* **Provided records**
= = = = =
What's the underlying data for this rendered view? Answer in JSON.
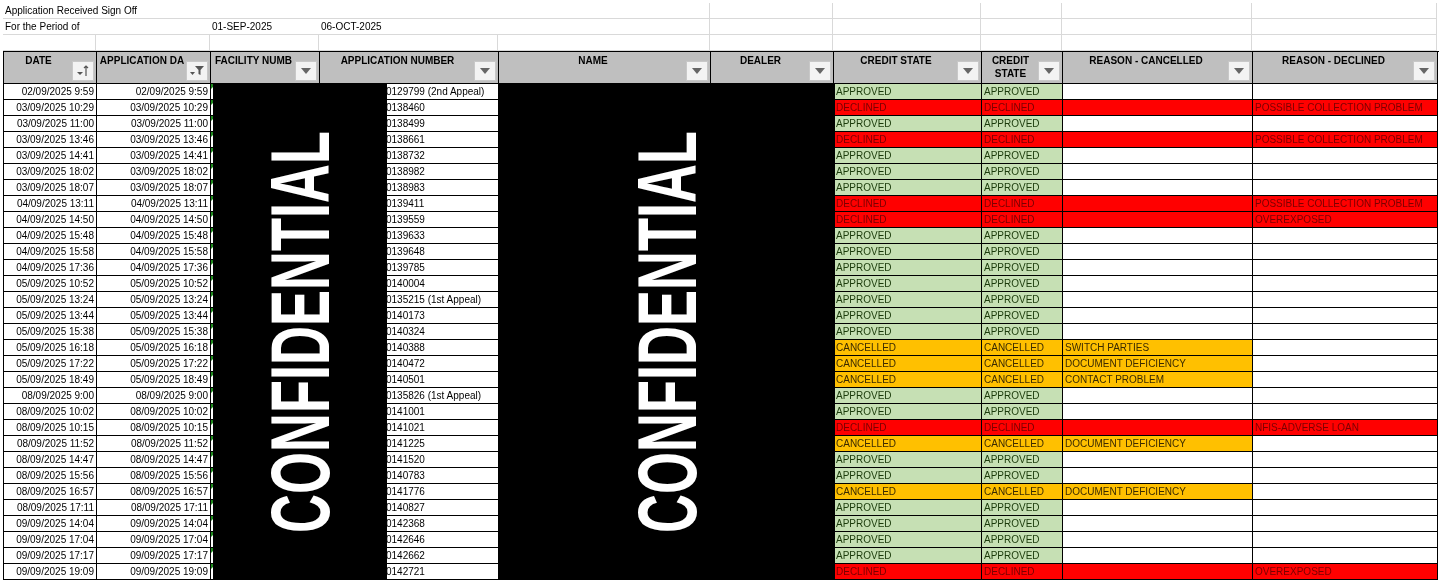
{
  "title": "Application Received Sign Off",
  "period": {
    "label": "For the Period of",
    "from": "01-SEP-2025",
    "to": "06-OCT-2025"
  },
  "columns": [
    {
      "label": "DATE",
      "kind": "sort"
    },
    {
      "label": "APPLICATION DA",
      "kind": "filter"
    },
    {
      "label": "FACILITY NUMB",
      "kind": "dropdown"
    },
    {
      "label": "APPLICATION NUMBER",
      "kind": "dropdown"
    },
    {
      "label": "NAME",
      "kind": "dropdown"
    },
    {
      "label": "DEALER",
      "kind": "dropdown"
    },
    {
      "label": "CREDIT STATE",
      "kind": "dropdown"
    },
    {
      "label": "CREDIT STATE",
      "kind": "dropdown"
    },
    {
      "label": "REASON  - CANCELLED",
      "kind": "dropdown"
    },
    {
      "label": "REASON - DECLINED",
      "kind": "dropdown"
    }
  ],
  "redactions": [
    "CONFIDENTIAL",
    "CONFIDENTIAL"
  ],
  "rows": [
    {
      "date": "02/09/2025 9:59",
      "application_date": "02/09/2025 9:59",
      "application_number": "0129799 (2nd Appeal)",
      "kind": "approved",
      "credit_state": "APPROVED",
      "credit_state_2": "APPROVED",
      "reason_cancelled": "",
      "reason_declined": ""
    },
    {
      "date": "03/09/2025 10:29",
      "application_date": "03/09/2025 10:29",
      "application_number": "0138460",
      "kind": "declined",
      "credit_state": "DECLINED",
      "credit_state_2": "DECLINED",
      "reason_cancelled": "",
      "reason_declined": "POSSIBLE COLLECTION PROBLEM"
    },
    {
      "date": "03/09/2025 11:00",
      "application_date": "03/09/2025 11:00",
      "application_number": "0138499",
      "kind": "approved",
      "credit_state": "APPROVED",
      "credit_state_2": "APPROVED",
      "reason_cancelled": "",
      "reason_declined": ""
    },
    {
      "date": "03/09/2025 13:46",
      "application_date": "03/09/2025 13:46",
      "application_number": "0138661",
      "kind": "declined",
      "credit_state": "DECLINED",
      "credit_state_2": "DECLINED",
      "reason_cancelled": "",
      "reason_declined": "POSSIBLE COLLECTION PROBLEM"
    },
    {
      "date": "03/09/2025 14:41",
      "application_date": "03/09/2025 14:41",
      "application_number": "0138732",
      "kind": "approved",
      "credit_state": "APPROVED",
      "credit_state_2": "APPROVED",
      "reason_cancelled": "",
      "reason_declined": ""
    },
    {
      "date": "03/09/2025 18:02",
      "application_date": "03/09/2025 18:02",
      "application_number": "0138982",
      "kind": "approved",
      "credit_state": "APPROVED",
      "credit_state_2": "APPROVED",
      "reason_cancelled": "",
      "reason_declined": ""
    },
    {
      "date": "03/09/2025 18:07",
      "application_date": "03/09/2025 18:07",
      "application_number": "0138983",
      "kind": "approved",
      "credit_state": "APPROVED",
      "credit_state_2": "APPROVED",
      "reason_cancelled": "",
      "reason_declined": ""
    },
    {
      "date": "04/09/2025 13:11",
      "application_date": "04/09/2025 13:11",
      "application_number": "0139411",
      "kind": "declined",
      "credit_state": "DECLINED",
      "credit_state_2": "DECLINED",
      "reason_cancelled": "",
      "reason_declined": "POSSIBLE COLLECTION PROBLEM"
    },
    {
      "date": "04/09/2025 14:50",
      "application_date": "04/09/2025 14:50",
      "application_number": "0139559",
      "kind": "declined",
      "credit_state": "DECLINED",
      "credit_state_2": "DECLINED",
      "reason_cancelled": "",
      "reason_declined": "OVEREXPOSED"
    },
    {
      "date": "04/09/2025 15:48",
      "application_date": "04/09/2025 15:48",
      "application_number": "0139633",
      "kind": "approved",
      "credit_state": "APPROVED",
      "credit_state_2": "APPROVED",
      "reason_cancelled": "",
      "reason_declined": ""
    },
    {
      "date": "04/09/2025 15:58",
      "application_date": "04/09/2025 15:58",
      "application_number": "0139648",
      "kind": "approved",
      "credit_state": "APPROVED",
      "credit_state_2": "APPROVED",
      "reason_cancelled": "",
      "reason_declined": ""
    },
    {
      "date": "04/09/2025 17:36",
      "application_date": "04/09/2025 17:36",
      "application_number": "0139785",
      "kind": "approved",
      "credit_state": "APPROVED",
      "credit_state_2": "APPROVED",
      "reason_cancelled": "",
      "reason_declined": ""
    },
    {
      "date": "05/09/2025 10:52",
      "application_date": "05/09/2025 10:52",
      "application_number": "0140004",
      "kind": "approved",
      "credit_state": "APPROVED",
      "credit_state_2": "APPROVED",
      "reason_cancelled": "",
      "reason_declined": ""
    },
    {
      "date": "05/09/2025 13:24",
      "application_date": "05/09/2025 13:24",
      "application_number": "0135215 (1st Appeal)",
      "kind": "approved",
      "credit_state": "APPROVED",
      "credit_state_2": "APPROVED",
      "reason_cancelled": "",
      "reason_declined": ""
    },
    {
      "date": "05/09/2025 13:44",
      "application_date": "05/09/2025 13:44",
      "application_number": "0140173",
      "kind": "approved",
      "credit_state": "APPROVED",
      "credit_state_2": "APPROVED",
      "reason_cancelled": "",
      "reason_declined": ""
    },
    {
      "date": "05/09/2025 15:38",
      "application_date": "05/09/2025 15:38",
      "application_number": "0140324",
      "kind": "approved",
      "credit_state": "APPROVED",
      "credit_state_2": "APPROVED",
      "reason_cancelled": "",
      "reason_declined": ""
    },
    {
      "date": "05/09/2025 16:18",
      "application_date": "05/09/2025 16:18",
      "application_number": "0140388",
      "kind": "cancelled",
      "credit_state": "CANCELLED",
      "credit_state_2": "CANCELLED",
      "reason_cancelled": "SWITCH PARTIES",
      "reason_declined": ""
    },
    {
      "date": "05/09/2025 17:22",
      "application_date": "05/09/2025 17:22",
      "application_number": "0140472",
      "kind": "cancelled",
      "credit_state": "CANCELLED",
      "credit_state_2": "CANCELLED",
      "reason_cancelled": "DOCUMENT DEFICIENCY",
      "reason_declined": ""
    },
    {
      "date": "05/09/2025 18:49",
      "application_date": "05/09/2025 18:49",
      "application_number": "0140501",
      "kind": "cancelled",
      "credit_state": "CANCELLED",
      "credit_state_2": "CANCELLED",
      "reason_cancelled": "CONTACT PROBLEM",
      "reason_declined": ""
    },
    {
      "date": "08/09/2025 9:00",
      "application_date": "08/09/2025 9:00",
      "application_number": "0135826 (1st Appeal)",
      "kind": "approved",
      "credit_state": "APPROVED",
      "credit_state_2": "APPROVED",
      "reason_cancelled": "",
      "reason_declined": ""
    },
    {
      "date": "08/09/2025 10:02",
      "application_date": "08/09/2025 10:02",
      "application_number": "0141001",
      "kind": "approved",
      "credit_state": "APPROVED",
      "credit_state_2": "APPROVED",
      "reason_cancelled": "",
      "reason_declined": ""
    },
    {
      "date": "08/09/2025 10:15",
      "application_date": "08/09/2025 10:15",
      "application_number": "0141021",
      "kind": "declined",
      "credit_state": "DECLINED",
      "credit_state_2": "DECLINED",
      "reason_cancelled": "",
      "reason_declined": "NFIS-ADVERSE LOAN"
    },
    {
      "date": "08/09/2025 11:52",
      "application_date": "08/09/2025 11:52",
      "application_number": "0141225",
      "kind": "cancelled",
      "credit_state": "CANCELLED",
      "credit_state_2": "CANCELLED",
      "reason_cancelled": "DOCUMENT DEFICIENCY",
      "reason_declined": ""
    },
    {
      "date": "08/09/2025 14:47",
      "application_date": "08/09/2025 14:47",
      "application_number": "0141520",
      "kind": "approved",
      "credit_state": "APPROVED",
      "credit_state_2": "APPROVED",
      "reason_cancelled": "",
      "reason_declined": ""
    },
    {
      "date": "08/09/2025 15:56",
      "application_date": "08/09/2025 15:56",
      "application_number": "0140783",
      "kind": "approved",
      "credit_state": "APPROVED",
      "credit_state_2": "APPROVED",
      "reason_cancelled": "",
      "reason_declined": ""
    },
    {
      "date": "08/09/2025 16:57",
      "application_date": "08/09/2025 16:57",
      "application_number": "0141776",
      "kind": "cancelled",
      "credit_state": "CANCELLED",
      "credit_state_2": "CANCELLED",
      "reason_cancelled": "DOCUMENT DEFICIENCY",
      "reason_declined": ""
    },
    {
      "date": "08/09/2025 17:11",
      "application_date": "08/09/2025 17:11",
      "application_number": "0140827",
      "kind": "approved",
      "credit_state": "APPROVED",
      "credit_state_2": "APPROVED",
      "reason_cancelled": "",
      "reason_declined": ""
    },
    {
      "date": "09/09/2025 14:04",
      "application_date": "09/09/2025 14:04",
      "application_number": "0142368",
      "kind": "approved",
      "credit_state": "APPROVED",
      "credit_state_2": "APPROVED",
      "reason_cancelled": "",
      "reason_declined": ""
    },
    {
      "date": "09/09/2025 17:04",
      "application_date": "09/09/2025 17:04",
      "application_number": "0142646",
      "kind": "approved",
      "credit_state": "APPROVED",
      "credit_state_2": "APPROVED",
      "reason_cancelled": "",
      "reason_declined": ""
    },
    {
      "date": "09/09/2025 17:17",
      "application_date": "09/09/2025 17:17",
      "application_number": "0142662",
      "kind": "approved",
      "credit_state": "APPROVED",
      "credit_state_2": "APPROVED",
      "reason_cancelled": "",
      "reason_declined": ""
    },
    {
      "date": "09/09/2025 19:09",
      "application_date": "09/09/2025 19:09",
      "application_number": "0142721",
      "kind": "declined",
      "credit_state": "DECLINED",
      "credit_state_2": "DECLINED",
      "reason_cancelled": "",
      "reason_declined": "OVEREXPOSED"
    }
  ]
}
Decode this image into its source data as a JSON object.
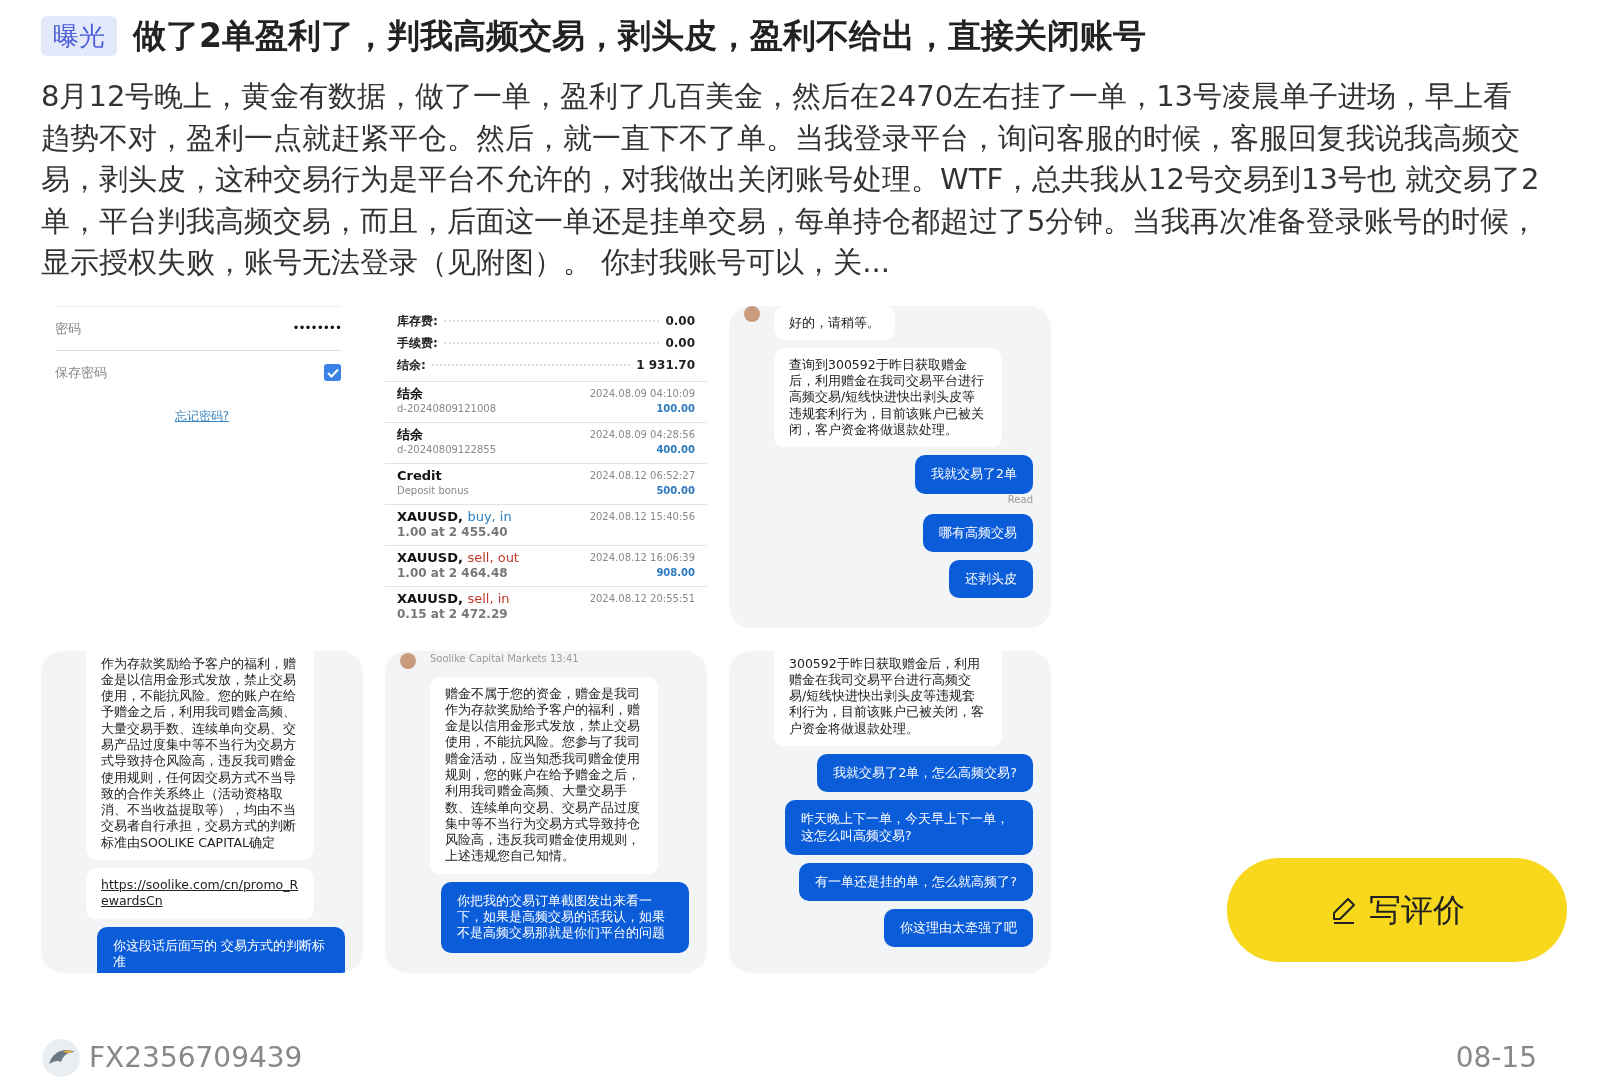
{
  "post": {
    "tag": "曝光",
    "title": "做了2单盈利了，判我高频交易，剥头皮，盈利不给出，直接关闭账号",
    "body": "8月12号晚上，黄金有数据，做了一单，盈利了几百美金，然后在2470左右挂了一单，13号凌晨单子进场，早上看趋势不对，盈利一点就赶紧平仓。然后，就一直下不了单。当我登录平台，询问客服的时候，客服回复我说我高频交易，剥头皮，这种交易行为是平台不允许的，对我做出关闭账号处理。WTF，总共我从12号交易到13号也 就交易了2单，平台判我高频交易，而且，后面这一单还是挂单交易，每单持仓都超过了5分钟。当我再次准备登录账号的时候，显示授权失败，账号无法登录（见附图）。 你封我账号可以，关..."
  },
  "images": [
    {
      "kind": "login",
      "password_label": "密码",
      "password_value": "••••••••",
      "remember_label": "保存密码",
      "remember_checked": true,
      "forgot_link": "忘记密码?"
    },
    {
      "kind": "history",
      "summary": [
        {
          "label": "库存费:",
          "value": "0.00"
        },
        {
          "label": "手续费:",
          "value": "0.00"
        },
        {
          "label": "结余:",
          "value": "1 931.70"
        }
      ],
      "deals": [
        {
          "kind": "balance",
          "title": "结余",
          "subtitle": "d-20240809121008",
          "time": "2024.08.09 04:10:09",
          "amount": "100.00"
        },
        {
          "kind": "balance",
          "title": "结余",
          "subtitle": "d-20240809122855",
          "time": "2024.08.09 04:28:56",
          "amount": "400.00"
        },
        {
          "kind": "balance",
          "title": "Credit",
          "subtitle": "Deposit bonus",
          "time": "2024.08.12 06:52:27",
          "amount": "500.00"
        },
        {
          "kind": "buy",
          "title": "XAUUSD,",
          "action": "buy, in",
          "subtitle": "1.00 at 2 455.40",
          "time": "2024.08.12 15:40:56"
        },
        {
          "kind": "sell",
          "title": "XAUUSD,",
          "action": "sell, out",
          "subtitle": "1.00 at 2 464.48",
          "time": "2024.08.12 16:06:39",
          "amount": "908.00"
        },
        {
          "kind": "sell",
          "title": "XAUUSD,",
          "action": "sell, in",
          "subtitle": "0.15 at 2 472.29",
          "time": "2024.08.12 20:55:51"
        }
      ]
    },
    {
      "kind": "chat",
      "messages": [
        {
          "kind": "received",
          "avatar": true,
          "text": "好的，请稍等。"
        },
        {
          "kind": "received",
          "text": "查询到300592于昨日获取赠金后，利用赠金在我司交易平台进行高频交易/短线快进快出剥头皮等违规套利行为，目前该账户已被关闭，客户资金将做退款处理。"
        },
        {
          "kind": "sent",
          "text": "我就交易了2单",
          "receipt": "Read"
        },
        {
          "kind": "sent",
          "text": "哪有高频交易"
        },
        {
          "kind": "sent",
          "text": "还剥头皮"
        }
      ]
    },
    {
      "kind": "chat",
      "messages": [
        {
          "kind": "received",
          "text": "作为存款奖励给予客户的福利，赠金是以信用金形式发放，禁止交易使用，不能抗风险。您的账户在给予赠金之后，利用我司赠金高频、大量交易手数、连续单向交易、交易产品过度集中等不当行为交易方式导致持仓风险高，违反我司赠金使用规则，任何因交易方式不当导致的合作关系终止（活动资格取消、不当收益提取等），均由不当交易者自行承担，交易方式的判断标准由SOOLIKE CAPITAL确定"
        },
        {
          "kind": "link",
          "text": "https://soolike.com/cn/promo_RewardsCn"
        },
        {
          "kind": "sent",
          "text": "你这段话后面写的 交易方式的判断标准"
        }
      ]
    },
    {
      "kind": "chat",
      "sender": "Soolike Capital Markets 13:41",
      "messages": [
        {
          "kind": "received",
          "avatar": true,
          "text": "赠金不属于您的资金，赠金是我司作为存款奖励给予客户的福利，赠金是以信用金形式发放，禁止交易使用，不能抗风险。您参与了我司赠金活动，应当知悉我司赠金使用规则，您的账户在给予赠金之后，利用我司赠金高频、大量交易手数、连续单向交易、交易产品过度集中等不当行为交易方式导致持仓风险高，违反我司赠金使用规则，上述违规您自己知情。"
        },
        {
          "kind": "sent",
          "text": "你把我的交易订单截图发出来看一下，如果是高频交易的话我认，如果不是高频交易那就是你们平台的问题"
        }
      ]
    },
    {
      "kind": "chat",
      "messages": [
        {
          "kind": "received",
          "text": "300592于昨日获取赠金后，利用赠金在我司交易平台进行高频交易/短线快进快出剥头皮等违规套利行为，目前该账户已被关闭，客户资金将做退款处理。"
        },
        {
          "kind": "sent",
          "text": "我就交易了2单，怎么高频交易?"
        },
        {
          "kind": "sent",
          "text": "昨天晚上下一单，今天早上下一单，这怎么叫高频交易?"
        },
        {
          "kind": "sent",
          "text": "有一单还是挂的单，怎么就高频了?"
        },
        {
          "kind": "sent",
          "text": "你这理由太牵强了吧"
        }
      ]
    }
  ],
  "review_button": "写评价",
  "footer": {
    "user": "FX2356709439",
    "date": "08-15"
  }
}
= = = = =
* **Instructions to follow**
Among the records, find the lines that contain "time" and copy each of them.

* **Response**
          "time": "2024.08.09 04:10:09",
          "time": "2024.08.09 04:28:56",
          "time": "2024.08.12 06:52:27",
          "time": "2024.08.12 15:40:56"
          "time": "2024.08.12 16:06:39",
          "time": "2024.08.12 20:55:51"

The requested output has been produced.